INSTRUCTIONS TO FOLLOW
Keeping every character intact, repeat the whole listing.

EXERCISE MATERIAL

- - -

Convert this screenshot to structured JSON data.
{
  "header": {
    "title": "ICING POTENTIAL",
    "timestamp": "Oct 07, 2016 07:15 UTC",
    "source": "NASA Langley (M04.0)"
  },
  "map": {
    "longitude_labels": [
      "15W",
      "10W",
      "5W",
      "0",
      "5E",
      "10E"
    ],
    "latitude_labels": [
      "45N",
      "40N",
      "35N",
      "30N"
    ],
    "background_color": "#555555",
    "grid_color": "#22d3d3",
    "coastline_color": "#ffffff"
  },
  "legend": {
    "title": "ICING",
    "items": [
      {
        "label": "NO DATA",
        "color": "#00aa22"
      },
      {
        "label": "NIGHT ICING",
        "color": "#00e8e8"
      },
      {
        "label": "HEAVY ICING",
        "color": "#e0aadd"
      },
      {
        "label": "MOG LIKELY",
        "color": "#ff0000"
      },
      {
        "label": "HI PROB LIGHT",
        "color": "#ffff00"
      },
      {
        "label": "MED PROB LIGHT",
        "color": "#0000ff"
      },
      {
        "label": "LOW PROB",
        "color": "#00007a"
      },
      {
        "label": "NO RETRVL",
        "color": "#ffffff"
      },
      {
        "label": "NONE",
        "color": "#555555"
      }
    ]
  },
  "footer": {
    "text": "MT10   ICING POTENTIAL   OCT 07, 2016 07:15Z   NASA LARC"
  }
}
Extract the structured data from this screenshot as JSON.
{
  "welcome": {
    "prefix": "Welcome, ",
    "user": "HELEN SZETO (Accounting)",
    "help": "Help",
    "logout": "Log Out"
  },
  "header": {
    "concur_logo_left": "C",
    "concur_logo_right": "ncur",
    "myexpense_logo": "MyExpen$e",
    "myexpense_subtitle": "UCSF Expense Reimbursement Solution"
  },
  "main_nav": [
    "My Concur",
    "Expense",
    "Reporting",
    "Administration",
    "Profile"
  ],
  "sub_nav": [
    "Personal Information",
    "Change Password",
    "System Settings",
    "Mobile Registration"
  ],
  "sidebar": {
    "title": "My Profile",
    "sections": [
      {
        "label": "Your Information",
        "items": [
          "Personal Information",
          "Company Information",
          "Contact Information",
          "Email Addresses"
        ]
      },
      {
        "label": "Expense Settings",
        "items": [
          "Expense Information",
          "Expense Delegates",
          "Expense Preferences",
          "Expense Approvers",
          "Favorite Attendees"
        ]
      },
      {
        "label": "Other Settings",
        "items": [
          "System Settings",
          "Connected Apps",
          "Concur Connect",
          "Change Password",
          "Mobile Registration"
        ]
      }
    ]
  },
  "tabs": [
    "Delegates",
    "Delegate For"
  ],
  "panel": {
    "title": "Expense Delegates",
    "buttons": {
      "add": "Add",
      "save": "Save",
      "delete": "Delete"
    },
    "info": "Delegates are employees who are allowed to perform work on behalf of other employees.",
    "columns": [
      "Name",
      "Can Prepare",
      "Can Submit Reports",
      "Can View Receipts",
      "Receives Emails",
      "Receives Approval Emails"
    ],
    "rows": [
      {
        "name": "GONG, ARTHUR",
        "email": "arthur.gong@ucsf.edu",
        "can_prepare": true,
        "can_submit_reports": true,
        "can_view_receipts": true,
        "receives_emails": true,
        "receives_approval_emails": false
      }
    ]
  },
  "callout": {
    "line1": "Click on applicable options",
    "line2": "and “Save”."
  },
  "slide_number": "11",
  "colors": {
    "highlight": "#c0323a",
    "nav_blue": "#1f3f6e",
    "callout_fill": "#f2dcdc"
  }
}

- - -

WORKED SOLUTION
Convert this screenshot to structured JSON data.
{
  "header": {
    "title": "ICING POTENTIAL",
    "timestamp": "Oct 07, 2016 07:15 UTC",
    "source": "NASA Langley (M04.0)"
  },
  "map": {
    "longitude_labels": [
      "15W",
      "10W",
      "5W",
      "0",
      "5E",
      "10E"
    ],
    "latitude_labels": [
      "45N",
      "40N",
      "35N",
      "30N"
    ],
    "background_color": "#555555",
    "grid_color": "#22d3d3",
    "coastline_color": "#ffffff"
  },
  "legend": {
    "title": "ICING",
    "items": [
      {
        "label": "NO DATA",
        "color": "#00aa22"
      },
      {
        "label": "NIGHT ICING",
        "color": "#00e8e8"
      },
      {
        "label": "HEAVY ICING",
        "color": "#e0aadd"
      },
      {
        "label": "MOG LIKELY",
        "color": "#ff0000"
      },
      {
        "label": "HI PROB LIGHT",
        "color": "#ffff00"
      },
      {
        "label": "MED PROB LIGHT",
        "color": "#0000ff"
      },
      {
        "label": "LOW PROB",
        "color": "#00007a"
      },
      {
        "label": "NO RETRVL",
        "color": "#ffffff"
      },
      {
        "label": "NONE",
        "color": "#555555"
      }
    ]
  },
  "footer": {
    "text": "MT10   ICING POTENTIAL   OCT 07, 2016 07:15Z   NASA LARC"
  }
}
Extract the structured data from this screenshot as JSON.
{
  "welcome": {
    "prefix": "Welcome, ",
    "user": "HELEN SZETO (Accounting)",
    "help": "Help",
    "logout": "Log Out"
  },
  "header": {
    "concur_logo_left": "C",
    "concur_logo_right": "ncur",
    "myexpense_logo": "MyExpen$e",
    "myexpense_subtitle": "UCSF Expense Reimbursement Solution"
  },
  "main_nav": [
    "My Concur",
    "Expense",
    "Reporting",
    "Administration",
    "Profile"
  ],
  "sub_nav": [
    "Personal Information",
    "Change Password",
    "System Settings",
    "Mobile Registration"
  ],
  "sidebar": {
    "title": "My Profile",
    "sections": [
      {
        "label": "Your Information",
        "items": [
          "Personal Information",
          "Company Information",
          "Contact Information",
          "Email Addresses"
        ]
      },
      {
        "label": "Expense Settings",
        "items": [
          "Expense Information",
          "Expense Delegates",
          "Expense Preferences",
          "Expense Approvers",
          "Favorite Attendees"
        ]
      },
      {
        "label": "Other Settings",
        "items": [
          "System Settings",
          "Connected Apps",
          "Concur Connect",
          "Change Password",
          "Mobile Registration"
        ]
      }
    ]
  },
  "tabs": [
    "Delegates",
    "Delegate For"
  ],
  "panel": {
    "title": "Expense Delegates",
    "buttons": {
      "add": "Add",
      "save": "Save",
      "delete": "Delete"
    },
    "info": "Delegates are employees who are allowed to perform work on behalf of other employees.",
    "columns": [
      "Name",
      "Can Prepare",
      "Can Submit Reports",
      "Can View Receipts",
      "Receives Emails",
      "Receives Approval Emails"
    ],
    "rows": [
      {
        "name": "GONG, ARTHUR",
        "email": "arthur.gong@ucsf.edu",
        "can_prepare": true,
        "can_submit_reports": true,
        "can_view_receipts": true,
        "receives_emails": true,
        "receives_approval_emails": false
      }
    ]
  },
  "callout": {
    "line1": "Click on applicable options",
    "line2": "and “Save”."
  },
  "slide_number": "11",
  "colors": {
    "highlight": "#c0323a",
    "nav_blue": "#1f3f6e",
    "callout_fill": "#f2dcdc"
  }
}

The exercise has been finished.